With opposing parties throwing out different stats, what then becomes important is checking their accuracy.
But evidence was widely cited in the first televised debate. It was heartening to see a teacher asking the panellists for their views on education. In addition, the party leaders (excluding Labour and the Conservative Party who chose not to be represented) highlighted education issues when responding to other questions, e.g. thinking about the implications of Brexit in relation to university research funding, or tuition fees in relation to helping ‘the next generation’. What was even better, though, to my research-attuned ears, was the citation of evidence… evidence on class sizes, evidence on selection, evidence on teacher retention and evidence on free school lunches vs free school breakfasts.
With opposing parties throwing out different stats, what then becomes important is checking their accuracy. NFER is proud that in both 2015 and 2017 we have been the education partner for Full Fact. This mean we were on hand during the debate to substantiate claims by Tim Farron that two-thirds of secondary school headteachers said they had cut back on teaching staff and to inform viewers that you need to cut class sizes below 15-20 to see a clear difference in educational outcomes.
There still remain some areas that deserve more coverage than they have received so far. There was less focus (in the debate, although they are included to various degrees in the manifestos) on early years education and care, NEETs, and providing high quality technical and professional education post-16. All important issues to explore further over the next three weeks.

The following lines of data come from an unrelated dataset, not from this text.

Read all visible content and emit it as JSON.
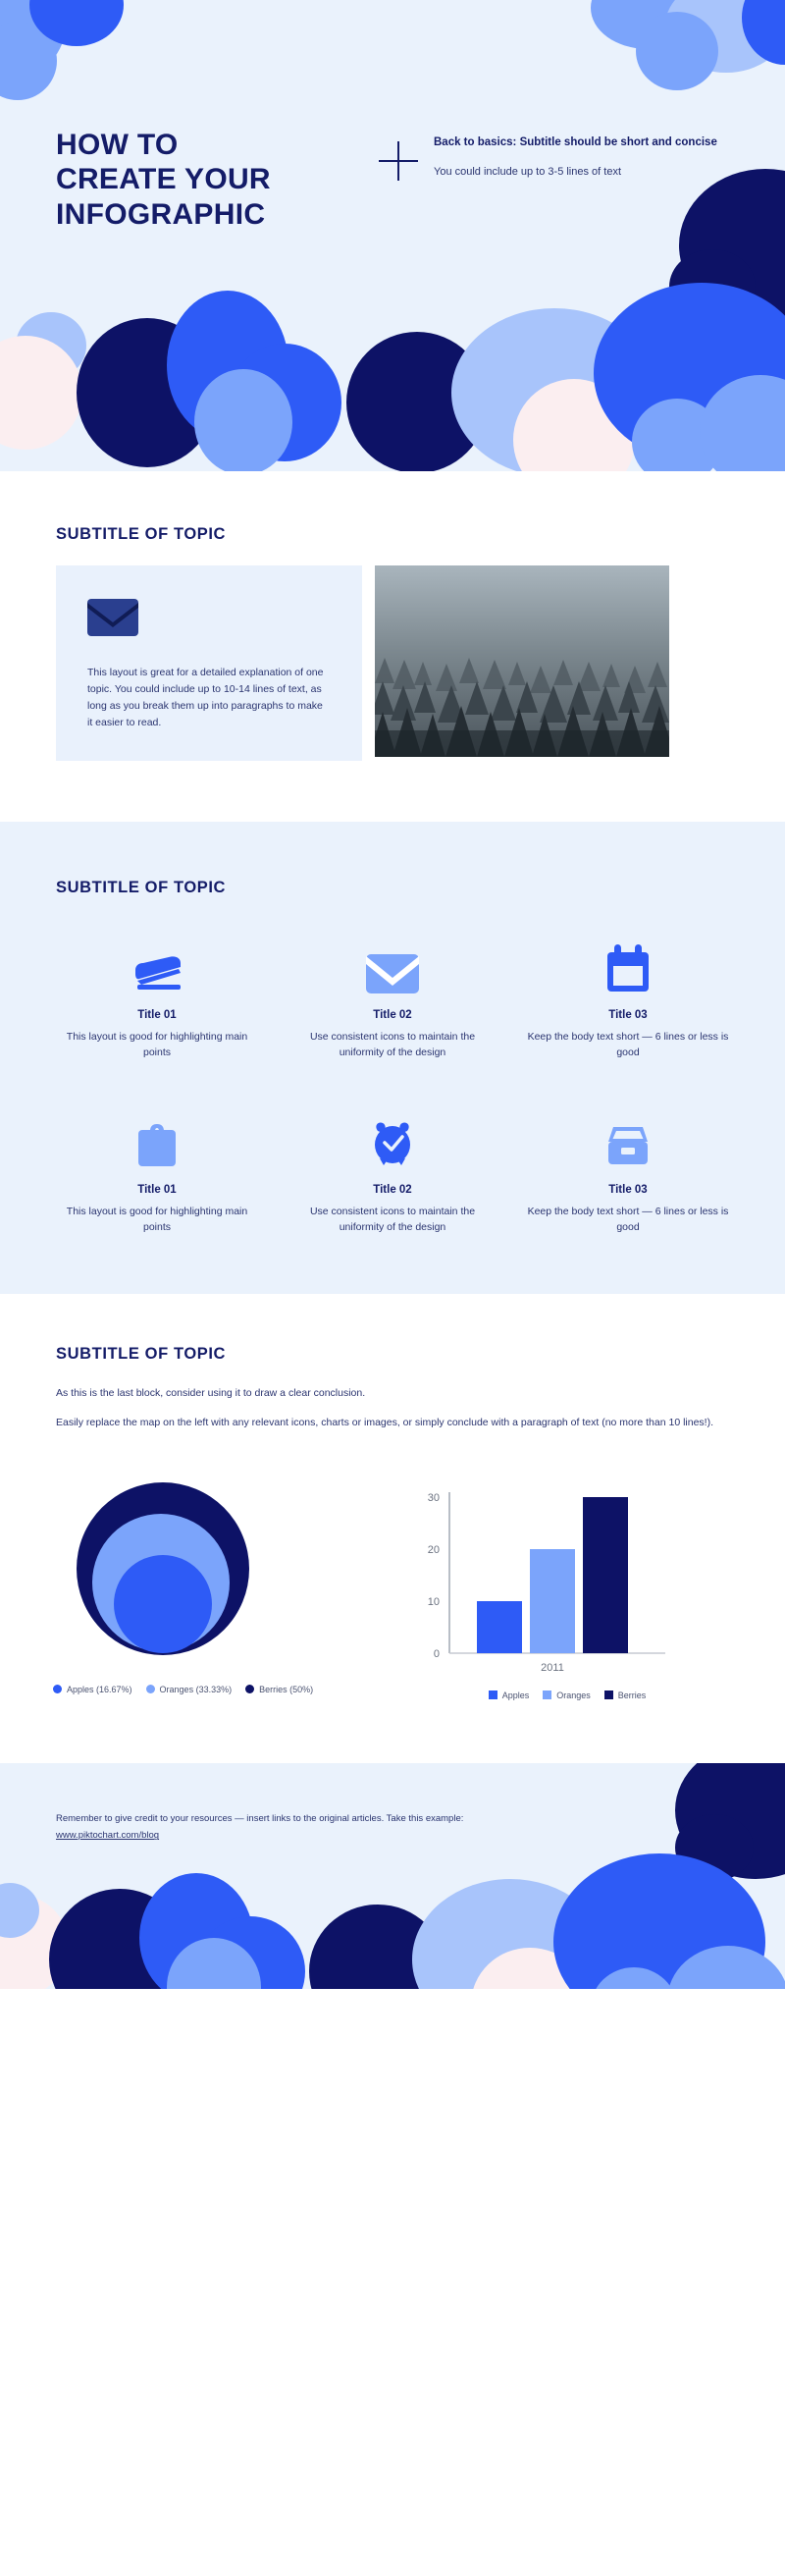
{
  "header": {
    "title": "HOW TO\nCREATE YOUR\nINFOGRAPHIC",
    "title_line1": "HOW TO",
    "title_line2": "CREATE YOUR",
    "title_line3": "INFOGRAPHIC",
    "divider_icon": "plus-icon",
    "subtitle_bold": "Back to basics: Subtitle should be short and concise",
    "subtitle_body": "You could include up to 3-5 lines of text"
  },
  "section1": {
    "title": "SUBTITLE OF TOPIC",
    "card_icon": "envelope-icon",
    "card_text": "This layout is great for a detailed explanation of one topic. You could include up to 10-14 lines of text, as long as you break them up into paragraphs to make it easier to read.",
    "photo_alt": "foggy-forest-photo"
  },
  "section2": {
    "title": "SUBTITLE OF TOPIC",
    "items": [
      {
        "icon": "stapler-icon",
        "title": "Title 01",
        "desc": "This layout is good for highlighting main points"
      },
      {
        "icon": "envelope-icon",
        "title": "Title 02",
        "desc": "Use consistent icons to maintain the uniformity of the design"
      },
      {
        "icon": "calendar-icon",
        "title": "Title 03",
        "desc": "Keep the body text short — 6 lines or less is good"
      },
      {
        "icon": "briefcase-icon",
        "title": "Title 01",
        "desc": "This layout is good for highlighting main points"
      },
      {
        "icon": "alarm-clock-icon",
        "title": "Title 02",
        "desc": "Use consistent icons to maintain the uniformity of the design"
      },
      {
        "icon": "file-box-icon",
        "title": "Title 03",
        "desc": "Keep the body text short — 6 lines or less is good"
      }
    ]
  },
  "section3": {
    "title": "SUBTITLE OF TOPIC",
    "paragraph1": "As this is the last block, consider using it to draw a clear conclusion.",
    "paragraph2": "Easily replace the map on the left with any relevant icons, charts or images, or simply conclude with a paragraph of text (no more than 10 lines!)."
  },
  "footer": {
    "text": "Remember to give credit to your resources — insert links to the original articles. Take this example:",
    "link": "www.piktochart.com/blog"
  },
  "colors": {
    "navy": "#0d1266",
    "royal_blue": "#2e5bf6",
    "light_blue": "#7ba4fb",
    "pale_blue": "#a8c4fb",
    "blush": "#fbeef0",
    "bg_tint": "#eaf2fc",
    "card_bg": "#e9f1fc",
    "text_navy": "#141c68",
    "body_text": "#2b3570"
  },
  "chart_data": [
    {
      "type": "pie",
      "render": "nested-bubbles",
      "title": "",
      "labels": [
        "Apples",
        "Oranges",
        "Berries"
      ],
      "values": [
        16.67,
        33.33,
        50
      ],
      "legend": [
        "Apples (16.67%)",
        "Oranges (33.33%)",
        "Berries (50%)"
      ],
      "colors": [
        "#2e5bf6",
        "#7ba4fb",
        "#0d1266"
      ],
      "legend_position": "bottom"
    },
    {
      "type": "bar",
      "title": "",
      "categories": [
        "2011"
      ],
      "xlabel": "",
      "ylabel": "",
      "ylim": [
        0,
        30
      ],
      "yticks": [
        0,
        10,
        20,
        30
      ],
      "grid": false,
      "legend_position": "bottom",
      "series": [
        {
          "name": "Apples",
          "values": [
            10
          ],
          "color": "#2e5bf6"
        },
        {
          "name": "Oranges",
          "values": [
            20
          ],
          "color": "#7ba4fb"
        },
        {
          "name": "Berries",
          "values": [
            30
          ],
          "color": "#0d1266"
        }
      ]
    }
  ]
}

So far, the main parties are broadly aligned on the big education issues, all are pledging more money and more teachers. That means that the details will be important, and making sure the details are accurate will be the most important job of all.